I’ve had whole groups lost in the woods. I would fire up my saw and thirty people would scatter in every direction off the trail into the blackness of the woods, leaving the guide standing there like what do I do now? We found some of them hiding in the woods hours later still cowering. The human mind is a fragile thing, so easily cracked.

My second year my talents and appeal of my character were recognized and I was put in the spotlight, I got my own skit. I cut off a guy’s head as he was tied down in a chair, blood flying off the blade onto the window. Great effect! Spectacular in its vulgar ness and gore, I loved it. Now I got to be on stage violating someone in a bloody mess, then jump off stage (people should have to pay to see peoples reactions when I jumped off stage at them) and chase them out onto the trail. Such Horror. Their hell was my heaven.

My next skit for the next few years I cut a man in half at the waist as he hung from the rafters, legs cut off guts and blood streaming out in waves. Again, awesome effect! One of my leaps of faith from the stage resulted in me falling on my head on my saw blade. I still have a scar on my face from that tumble and the blood wasn’t fake that time. One time a group was hugged together in a tight huddle running away. The leader fell, and like dominoes they all toppled. I had never seen thirty people fall at the same time.
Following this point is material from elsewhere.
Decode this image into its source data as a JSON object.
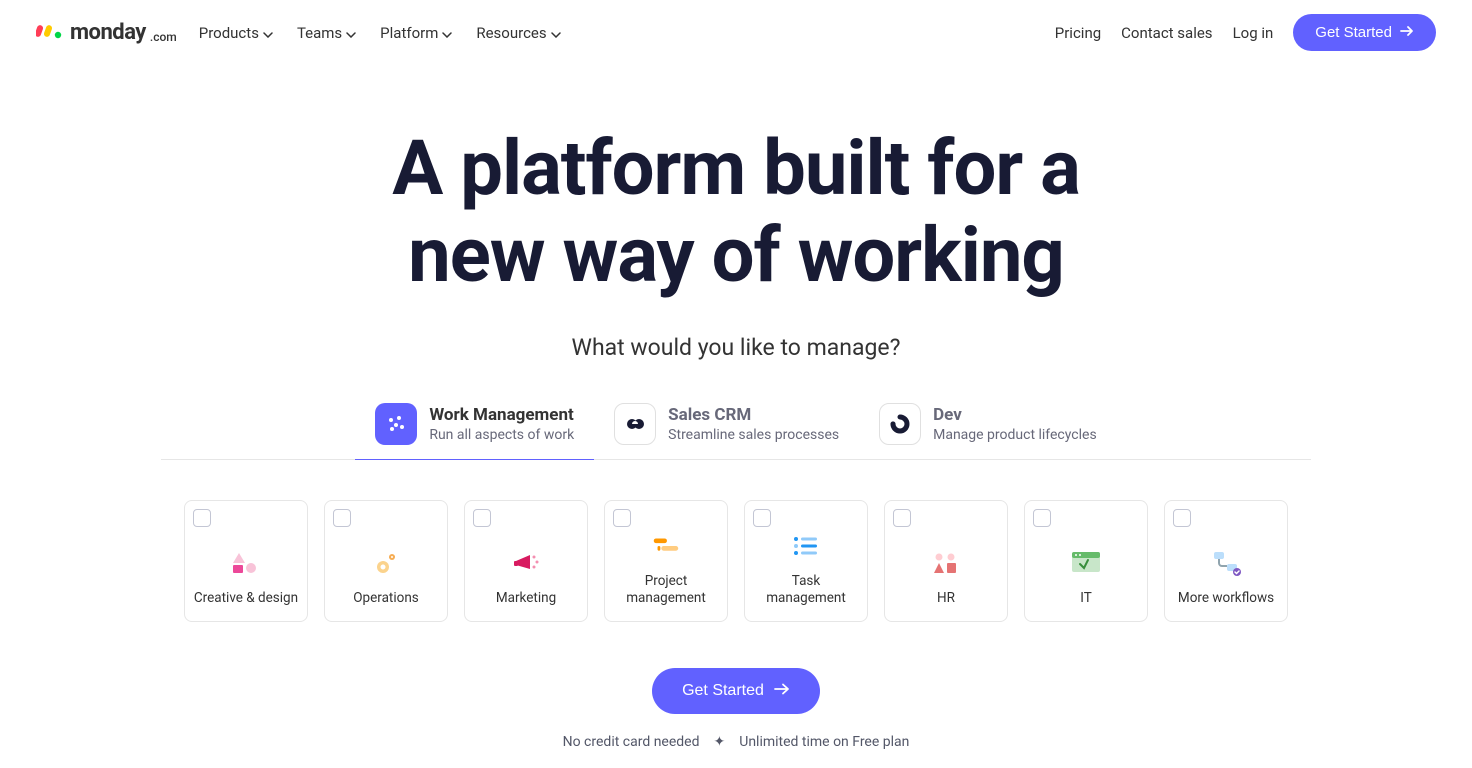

No one got hurt so I had a good laugh.

But my favorite skit I did at the Hoochie was the one I did the last year of the Hoochie. It was one I came up with. It was with a kicking guy hung by meat hooks through his back. I cut him from his head along his side down to his waist. The front part of him would fall revealing all of his guts, lungs, heart, brain, eye sockets, everything. It was greatly detailed gore. It was a truly masterful effect. I only wish I could have done it one more year.

The Hoochie was legendary. It raised the bar of what a haunt should be and paved the way for haunts of the future. I was sorry to see it go, but it too must evolve with the industry or be left in the dust. So I was glad it ended in its prime, making way for Dead Acres, the new high tech extreme haunt that still holds the intensity and excitement of the Hoochie, who with bad intentions carries the flame of the legacy of the Hoochie into the nightmares of another generation